Unless, like any real ecosystem, you change one of the variables. Like raising subscription prices. Or making exclusive deals. Or restricting or limiting access. Or writing licensing agreements that are not research friendly. There are possibly a few things that I’m missing that my readers will be happy to point out, but you get the drift.

It is hardly a surprise that there is a movement towards open access; it’s a natural reaction towards a change in the scholarly environment. Because when “you have to have it” meets “we can’t afford it” or “it’s unreasonable to get it”, something has to give.

I’m going to be following this closely since it creates a remarkable dilemma. Will it create a slowing effect on the pace of academic research, thus depriving these journals of the quantity and quality of papers they need to continue? Will faculty seek alternatives that defy the traditional scholarly order and looks towards open access or shared research consortiums? How much can either side afford to give in order to continue their respective work?

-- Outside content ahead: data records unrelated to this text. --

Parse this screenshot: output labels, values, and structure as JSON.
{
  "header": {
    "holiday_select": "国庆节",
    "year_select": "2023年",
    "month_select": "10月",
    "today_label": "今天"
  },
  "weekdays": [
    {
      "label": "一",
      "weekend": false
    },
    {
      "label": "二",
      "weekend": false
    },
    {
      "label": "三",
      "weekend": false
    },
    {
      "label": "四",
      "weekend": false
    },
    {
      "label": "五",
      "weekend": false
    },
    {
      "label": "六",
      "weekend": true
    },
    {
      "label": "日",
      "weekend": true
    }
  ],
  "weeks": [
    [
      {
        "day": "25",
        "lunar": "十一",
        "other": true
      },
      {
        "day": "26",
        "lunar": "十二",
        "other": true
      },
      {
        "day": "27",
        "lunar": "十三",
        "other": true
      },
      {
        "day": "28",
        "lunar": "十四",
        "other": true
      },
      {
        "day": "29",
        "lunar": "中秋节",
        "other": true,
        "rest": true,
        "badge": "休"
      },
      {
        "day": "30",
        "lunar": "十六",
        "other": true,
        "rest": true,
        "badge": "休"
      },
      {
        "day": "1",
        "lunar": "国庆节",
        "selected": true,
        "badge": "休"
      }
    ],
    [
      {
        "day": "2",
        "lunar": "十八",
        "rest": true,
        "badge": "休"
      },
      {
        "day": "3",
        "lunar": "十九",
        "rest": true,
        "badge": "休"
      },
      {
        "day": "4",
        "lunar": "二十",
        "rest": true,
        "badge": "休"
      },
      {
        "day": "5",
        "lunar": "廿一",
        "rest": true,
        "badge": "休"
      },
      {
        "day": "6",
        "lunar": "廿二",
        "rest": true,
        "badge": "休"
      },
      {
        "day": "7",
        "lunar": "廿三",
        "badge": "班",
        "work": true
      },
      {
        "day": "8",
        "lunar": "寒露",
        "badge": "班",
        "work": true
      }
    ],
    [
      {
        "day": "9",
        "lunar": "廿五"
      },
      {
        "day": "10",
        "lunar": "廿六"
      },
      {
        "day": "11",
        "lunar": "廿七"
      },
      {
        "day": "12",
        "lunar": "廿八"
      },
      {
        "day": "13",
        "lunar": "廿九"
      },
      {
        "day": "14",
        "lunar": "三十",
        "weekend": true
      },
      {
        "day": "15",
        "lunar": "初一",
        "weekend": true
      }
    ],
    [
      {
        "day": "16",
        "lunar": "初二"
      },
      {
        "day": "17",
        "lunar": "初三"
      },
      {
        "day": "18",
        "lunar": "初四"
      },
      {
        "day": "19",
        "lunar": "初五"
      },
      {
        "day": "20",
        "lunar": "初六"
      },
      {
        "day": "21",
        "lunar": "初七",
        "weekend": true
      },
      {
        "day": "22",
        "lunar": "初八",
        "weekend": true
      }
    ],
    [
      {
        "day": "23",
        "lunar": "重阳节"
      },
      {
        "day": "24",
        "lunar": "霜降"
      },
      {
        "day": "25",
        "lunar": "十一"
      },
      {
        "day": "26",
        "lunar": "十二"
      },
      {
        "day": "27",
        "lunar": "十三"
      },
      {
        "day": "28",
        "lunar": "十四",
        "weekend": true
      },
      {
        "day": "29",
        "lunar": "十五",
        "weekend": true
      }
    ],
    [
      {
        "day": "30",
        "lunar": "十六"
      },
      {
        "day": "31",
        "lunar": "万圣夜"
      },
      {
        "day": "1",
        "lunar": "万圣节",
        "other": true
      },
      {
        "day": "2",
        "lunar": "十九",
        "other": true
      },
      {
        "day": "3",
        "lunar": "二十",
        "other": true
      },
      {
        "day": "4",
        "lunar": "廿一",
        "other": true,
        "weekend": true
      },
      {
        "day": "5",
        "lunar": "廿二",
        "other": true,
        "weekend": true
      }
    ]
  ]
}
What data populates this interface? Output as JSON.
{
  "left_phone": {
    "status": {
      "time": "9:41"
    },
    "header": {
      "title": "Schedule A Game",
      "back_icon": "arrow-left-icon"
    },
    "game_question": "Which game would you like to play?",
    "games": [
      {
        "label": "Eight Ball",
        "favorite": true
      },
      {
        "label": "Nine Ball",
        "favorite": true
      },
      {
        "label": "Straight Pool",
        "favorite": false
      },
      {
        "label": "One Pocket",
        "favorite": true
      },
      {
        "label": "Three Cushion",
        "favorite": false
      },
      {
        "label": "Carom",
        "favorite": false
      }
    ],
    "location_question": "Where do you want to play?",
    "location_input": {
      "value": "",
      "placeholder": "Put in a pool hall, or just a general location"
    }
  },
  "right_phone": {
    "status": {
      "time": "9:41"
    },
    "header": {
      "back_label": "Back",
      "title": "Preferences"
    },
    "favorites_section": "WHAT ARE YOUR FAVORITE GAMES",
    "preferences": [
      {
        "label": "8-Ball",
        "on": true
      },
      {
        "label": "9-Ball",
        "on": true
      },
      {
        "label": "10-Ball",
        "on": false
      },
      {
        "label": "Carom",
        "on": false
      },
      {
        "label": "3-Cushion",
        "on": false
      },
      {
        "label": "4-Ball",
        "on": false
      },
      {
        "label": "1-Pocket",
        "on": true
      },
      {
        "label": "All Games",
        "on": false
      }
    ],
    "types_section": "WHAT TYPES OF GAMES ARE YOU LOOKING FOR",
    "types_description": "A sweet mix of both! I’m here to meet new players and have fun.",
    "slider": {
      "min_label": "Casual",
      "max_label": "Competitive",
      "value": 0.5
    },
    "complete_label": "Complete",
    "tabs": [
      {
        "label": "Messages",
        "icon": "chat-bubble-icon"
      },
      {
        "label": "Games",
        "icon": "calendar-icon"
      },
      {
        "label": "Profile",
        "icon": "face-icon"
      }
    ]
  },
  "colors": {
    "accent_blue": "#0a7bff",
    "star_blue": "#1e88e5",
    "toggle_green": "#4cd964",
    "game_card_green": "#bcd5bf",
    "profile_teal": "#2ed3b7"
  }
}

I look forward to any comments or insights on this one. Because from my vantage point on the outside, it doesn’t look like a healthy environment.


I want to acknowledge these posts since inspired me to write this little ditty:

Meredith Farkas, Faculty inertia and change in scholarly publishing

Barbara Fister, Breaking News: Academic Journals are Really Expensive!

If you don’t subscribe to them in your respective reader, you really should.

Publishing and The Domino Project

This quote from the Social Media Examiner interview of Seth Godin got my brain working:

The Domino Project is trying to make ideas easier to spread. I think books are important and book publishers are basically trying to kill books. They’re making them too expensive, too long, too slow, too hard to spread and too hard to find. So the public is just ignoring them and moving on to the next thing. (Emphasis mine.)

To be fair, The Domino Project is Mr. Godin’s foray into publishing by experimenting with a new system of connecting authors to readers. The first book from the project, Poke the Box (written by Mr. Godin himself), is a self described manifesto on self-starting. He has taken a new approach to spreading ideas by creating packages for people to buy and share books with others. I have not read more than the preview chapter of the book on Amazon; it certainly looks like the kick in the ass that I could use. But my mind keeps coming back to that highlighted sentence and a question.

Is the publishing system itself broken?

Perhaps broken is too harsh a term. Antiquated is maybe a better term.  What has changed in the publishing process leading up to the point of sale (or in this case, license)? The new licensing arrangement is mentioned as a revenue stream, but is it supporting an old and inferior system? Could the HarperCollins’ 26 eBook checkout limit idea be akin putting giant chrome rims on a jalopy?

In applying Mr. Godin’s objections to publishers to the HarperCollins situation, is complying with the “Pretend Its Print” model (too slow, too hard to spread) and making it harder for people to borrow books (too long a wait) just a waste of the library’s money (too expensive)?

If so, then why are we doing it?

If not, then what are the limits of external control over your collection? How many conditions should material be subject to that originate from outside the policies and practices of the library?

Last year, Mr. Godin challenged us on the future of the library.

This year, HarperCollins is challenging the future of the library through its new licensing idea.

Perhaps we can challenge the librarian profession to work towards a whole new concept as to what a collection really means now.

This could be our self starter.

(h/t: Library Link of the Day)